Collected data
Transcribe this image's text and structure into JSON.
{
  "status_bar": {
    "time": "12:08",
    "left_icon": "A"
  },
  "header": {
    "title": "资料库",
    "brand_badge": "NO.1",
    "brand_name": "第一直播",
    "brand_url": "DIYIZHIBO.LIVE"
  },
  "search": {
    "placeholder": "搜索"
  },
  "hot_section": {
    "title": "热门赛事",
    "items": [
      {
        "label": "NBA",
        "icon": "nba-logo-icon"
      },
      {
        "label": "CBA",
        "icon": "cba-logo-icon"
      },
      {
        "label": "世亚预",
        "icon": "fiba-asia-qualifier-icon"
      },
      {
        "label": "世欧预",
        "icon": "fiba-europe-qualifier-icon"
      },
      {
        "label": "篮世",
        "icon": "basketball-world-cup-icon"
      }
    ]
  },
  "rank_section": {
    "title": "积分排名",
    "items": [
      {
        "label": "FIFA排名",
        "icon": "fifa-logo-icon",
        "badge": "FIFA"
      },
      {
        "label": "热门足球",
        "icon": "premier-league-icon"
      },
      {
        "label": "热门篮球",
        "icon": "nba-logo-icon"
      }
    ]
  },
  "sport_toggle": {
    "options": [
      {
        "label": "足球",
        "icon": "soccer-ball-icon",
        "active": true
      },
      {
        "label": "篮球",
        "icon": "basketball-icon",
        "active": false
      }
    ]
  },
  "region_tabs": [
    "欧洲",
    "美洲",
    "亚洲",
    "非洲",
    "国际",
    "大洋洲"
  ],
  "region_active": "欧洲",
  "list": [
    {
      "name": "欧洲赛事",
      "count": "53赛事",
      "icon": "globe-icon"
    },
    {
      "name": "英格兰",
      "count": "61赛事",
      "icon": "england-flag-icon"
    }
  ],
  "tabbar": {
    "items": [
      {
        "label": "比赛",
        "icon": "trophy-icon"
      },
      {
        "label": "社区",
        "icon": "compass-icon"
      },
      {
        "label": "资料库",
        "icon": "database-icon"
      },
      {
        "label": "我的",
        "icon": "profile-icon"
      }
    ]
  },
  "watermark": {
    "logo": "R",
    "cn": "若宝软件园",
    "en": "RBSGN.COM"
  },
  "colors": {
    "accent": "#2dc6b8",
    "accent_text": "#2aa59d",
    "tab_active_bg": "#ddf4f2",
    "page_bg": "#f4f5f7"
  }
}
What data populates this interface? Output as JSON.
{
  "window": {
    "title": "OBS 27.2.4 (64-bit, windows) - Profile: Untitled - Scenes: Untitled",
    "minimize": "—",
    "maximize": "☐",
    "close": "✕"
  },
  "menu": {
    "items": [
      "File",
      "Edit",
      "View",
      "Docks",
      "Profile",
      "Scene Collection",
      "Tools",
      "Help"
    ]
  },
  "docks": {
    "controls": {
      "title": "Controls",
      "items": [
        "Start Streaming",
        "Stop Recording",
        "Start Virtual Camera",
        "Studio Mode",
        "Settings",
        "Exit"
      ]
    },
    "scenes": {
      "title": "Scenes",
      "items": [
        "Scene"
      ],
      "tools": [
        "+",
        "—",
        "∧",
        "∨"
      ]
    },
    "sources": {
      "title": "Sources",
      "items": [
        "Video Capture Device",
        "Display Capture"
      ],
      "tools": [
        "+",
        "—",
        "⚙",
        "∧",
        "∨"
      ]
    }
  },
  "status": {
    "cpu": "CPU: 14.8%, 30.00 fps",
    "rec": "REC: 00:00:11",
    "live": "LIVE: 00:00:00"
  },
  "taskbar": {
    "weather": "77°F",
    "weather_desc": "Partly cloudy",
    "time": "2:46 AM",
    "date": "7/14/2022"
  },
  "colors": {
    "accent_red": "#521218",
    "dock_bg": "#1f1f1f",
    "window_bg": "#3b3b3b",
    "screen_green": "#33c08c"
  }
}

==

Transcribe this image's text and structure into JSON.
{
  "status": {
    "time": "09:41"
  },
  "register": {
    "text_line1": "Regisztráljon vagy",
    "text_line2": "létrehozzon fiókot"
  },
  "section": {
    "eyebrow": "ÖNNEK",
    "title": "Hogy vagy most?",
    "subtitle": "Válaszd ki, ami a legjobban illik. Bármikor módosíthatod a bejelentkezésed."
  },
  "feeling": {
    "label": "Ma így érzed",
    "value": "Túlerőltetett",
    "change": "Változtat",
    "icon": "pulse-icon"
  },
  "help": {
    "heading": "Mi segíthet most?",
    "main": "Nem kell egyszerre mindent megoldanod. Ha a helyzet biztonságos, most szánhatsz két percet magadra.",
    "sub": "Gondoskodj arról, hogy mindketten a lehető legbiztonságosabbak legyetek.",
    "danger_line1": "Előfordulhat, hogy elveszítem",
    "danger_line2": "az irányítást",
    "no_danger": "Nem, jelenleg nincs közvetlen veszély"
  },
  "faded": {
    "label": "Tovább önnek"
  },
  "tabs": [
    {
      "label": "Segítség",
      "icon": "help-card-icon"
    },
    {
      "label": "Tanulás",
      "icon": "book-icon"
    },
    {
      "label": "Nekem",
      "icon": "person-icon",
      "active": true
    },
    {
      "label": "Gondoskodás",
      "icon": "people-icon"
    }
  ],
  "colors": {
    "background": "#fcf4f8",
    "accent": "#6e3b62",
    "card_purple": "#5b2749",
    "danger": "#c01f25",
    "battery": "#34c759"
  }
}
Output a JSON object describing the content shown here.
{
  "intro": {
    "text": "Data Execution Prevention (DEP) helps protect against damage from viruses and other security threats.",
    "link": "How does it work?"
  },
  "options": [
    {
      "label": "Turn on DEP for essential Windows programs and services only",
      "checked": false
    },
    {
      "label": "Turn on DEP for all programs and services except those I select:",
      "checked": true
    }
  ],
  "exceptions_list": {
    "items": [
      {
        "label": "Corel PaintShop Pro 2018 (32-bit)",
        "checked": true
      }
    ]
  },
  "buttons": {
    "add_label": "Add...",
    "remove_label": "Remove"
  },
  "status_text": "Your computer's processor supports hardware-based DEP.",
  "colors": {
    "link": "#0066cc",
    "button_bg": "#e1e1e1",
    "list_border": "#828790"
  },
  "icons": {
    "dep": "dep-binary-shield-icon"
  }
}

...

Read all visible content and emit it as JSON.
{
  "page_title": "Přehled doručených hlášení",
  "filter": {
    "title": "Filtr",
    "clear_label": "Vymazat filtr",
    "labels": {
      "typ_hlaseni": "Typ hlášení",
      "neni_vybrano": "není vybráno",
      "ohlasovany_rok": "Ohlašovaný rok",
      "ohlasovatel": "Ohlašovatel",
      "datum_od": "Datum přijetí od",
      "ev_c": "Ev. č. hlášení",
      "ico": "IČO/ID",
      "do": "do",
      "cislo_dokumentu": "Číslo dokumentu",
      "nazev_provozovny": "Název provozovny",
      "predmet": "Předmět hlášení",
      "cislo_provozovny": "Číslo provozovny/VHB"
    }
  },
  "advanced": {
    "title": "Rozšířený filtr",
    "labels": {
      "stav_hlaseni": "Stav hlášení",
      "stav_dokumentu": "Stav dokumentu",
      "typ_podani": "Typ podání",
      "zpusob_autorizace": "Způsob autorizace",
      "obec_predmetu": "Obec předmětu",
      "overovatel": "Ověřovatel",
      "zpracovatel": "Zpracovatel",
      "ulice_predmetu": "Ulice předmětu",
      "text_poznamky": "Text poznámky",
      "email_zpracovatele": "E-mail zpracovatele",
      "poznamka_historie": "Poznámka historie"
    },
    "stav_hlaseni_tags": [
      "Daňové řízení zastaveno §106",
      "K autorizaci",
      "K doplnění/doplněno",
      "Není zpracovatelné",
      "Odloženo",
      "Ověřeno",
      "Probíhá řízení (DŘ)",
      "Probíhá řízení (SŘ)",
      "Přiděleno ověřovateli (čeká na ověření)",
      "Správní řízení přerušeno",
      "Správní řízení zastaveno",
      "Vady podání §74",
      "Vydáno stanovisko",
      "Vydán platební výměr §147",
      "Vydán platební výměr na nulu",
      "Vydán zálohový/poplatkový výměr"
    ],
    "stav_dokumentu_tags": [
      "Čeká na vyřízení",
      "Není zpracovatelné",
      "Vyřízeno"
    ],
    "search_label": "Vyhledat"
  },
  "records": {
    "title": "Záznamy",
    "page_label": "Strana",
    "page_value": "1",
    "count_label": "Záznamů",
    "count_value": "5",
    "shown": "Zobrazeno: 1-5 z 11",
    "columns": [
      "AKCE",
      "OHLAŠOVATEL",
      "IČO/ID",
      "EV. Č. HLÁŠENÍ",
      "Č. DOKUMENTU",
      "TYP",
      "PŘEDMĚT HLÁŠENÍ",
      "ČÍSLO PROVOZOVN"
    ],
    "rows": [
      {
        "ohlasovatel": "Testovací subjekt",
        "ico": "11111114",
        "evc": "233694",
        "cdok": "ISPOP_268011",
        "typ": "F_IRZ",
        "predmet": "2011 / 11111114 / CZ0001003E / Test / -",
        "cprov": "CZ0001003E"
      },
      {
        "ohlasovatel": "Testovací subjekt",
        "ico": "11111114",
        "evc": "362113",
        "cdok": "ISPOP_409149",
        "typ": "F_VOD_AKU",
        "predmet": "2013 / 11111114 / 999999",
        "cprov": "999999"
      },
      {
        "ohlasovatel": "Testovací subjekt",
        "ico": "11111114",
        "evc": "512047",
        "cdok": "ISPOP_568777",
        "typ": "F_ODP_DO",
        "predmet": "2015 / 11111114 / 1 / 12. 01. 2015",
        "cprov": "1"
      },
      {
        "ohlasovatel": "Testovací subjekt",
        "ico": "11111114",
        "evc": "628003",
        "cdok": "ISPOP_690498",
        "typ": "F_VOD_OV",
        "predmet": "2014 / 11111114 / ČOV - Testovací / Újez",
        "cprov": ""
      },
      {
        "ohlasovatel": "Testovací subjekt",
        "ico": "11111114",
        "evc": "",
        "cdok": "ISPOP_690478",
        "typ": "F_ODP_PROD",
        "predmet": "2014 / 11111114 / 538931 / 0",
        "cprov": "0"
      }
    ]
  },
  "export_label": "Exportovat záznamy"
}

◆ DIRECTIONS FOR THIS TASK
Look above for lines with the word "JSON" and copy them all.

◆ RESPONSE TO THE EXERCISE
Transcribe this image's text and structure into JSON.
What data populates this interface? Output as JSON.
Transcribe this image's text and structure into JSON.
Output a JSON object describing the content shown here.
Read all visible content and emit it as JSON.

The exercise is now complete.